- [TASK DETAILS] Copy the records below character for character.
-- Opening Marker --
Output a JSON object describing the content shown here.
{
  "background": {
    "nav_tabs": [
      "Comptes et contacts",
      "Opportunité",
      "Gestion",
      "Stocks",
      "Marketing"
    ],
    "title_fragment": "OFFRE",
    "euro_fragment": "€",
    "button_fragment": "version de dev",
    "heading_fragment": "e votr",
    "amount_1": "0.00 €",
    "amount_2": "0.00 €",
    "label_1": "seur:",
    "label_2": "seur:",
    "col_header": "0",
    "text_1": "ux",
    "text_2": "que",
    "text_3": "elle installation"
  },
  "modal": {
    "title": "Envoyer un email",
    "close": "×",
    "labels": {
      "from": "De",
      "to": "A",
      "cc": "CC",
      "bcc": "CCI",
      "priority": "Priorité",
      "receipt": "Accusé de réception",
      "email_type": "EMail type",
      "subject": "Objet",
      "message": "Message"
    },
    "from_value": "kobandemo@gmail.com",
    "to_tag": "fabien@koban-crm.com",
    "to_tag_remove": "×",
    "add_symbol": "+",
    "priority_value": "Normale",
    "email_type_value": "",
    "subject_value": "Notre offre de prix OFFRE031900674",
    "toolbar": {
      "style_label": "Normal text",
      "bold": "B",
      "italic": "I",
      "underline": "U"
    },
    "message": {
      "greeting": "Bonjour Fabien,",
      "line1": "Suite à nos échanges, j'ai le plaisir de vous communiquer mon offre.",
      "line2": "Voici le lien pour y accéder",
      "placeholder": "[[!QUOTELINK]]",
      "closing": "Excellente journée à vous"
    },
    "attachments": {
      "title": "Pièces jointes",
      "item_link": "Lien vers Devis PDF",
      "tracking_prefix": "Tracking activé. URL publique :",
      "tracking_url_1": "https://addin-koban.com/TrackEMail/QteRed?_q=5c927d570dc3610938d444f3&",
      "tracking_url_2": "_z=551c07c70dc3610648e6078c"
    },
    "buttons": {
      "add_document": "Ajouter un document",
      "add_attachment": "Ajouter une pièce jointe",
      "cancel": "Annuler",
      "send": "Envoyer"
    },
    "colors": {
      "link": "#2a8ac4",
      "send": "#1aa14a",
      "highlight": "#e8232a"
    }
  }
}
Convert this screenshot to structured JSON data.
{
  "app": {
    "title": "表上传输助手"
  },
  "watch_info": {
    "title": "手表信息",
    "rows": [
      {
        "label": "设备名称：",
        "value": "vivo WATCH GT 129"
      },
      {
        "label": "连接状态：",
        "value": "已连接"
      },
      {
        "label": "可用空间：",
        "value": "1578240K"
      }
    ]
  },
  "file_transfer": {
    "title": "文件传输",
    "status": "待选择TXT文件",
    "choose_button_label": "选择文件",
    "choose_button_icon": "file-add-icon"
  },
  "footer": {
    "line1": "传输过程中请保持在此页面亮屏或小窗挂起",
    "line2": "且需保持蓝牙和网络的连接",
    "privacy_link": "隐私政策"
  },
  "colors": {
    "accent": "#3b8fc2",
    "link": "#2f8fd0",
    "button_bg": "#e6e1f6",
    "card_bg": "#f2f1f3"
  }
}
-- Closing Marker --
- [TASK RESULT]
Output a JSON object describing the content shown here.
{
  "background": {
    "nav_tabs": [
      "Comptes et contacts",
      "Opportunité",
      "Gestion",
      "Stocks",
      "Marketing"
    ],
    "title_fragment": "OFFRE",
    "euro_fragment": "€",
    "button_fragment": "version de dev",
    "heading_fragment": "e votr",
    "amount_1": "0.00 €",
    "amount_2": "0.00 €",
    "label_1": "seur:",
    "label_2": "seur:",
    "col_header": "0",
    "text_1": "ux",
    "text_2": "que",
    "text_3": "elle installation"
  },
  "modal": {
    "title": "Envoyer un email",
    "close": "×",
    "labels": {
      "from": "De",
      "to": "A",
      "cc": "CC",
      "bcc": "CCI",
      "priority": "Priorité",
      "receipt": "Accusé de réception",
      "email_type": "EMail type",
      "subject": "Objet",
      "message": "Message"
    },
    "from_value": "kobandemo@gmail.com",
    "to_tag": "fabien@koban-crm.com",
    "to_tag_remove": "×",
    "add_symbol": "+",
    "priority_value": "Normale",
    "email_type_value": "",
    "subject_value": "Notre offre de prix OFFRE031900674",
    "toolbar": {
      "style_label": "Normal text",
      "bold": "B",
      "italic": "I",
      "underline": "U"
    },
    "message": {
      "greeting": "Bonjour Fabien,",
      "line1": "Suite à nos échanges, j'ai le plaisir de vous communiquer mon offre.",
      "line2": "Voici le lien pour y accéder",
      "placeholder": "[[!QUOTELINK]]",
      "closing": "Excellente journée à vous"
    },
    "attachments": {
      "title": "Pièces jointes",
      "item_link": "Lien vers Devis PDF",
      "tracking_prefix": "Tracking activé. URL publique :",
      "tracking_url_1": "https://addin-koban.com/TrackEMail/QteRed?_q=5c927d570dc3610938d444f3&",
      "tracking_url_2": "_z=551c07c70dc3610648e6078c"
    },
    "buttons": {
      "add_document": "Ajouter un document",
      "add_attachment": "Ajouter une pièce jointe",
      "cancel": "Annuler",
      "send": "Envoyer"
    },
    "colors": {
      "link": "#2a8ac4",
      "send": "#1aa14a",
      "highlight": "#e8232a"
    }
  }
}
Convert this screenshot to structured JSON data.
{
  "app": {
    "title": "表上传输助手"
  },
  "watch_info": {
    "title": "手表信息",
    "rows": [
      {
        "label": "设备名称：",
        "value": "vivo WATCH GT 129"
      },
      {
        "label": "连接状态：",
        "value": "已连接"
      },
      {
        "label": "可用空间：",
        "value": "1578240K"
      }
    ]
  },
  "file_transfer": {
    "title": "文件传输",
    "status": "待选择TXT文件",
    "choose_button_label": "选择文件",
    "choose_button_icon": "file-add-icon"
  },
  "footer": {
    "line1": "传输过程中请保持在此页面亮屏或小窗挂起",
    "line2": "且需保持蓝牙和网络的连接",
    "privacy_link": "隐私政策"
  },
  "colors": {
    "accent": "#3b8fc2",
    "link": "#2f8fd0",
    "button_bg": "#e6e1f6",
    "card_bg": "#f2f1f3"
  }
}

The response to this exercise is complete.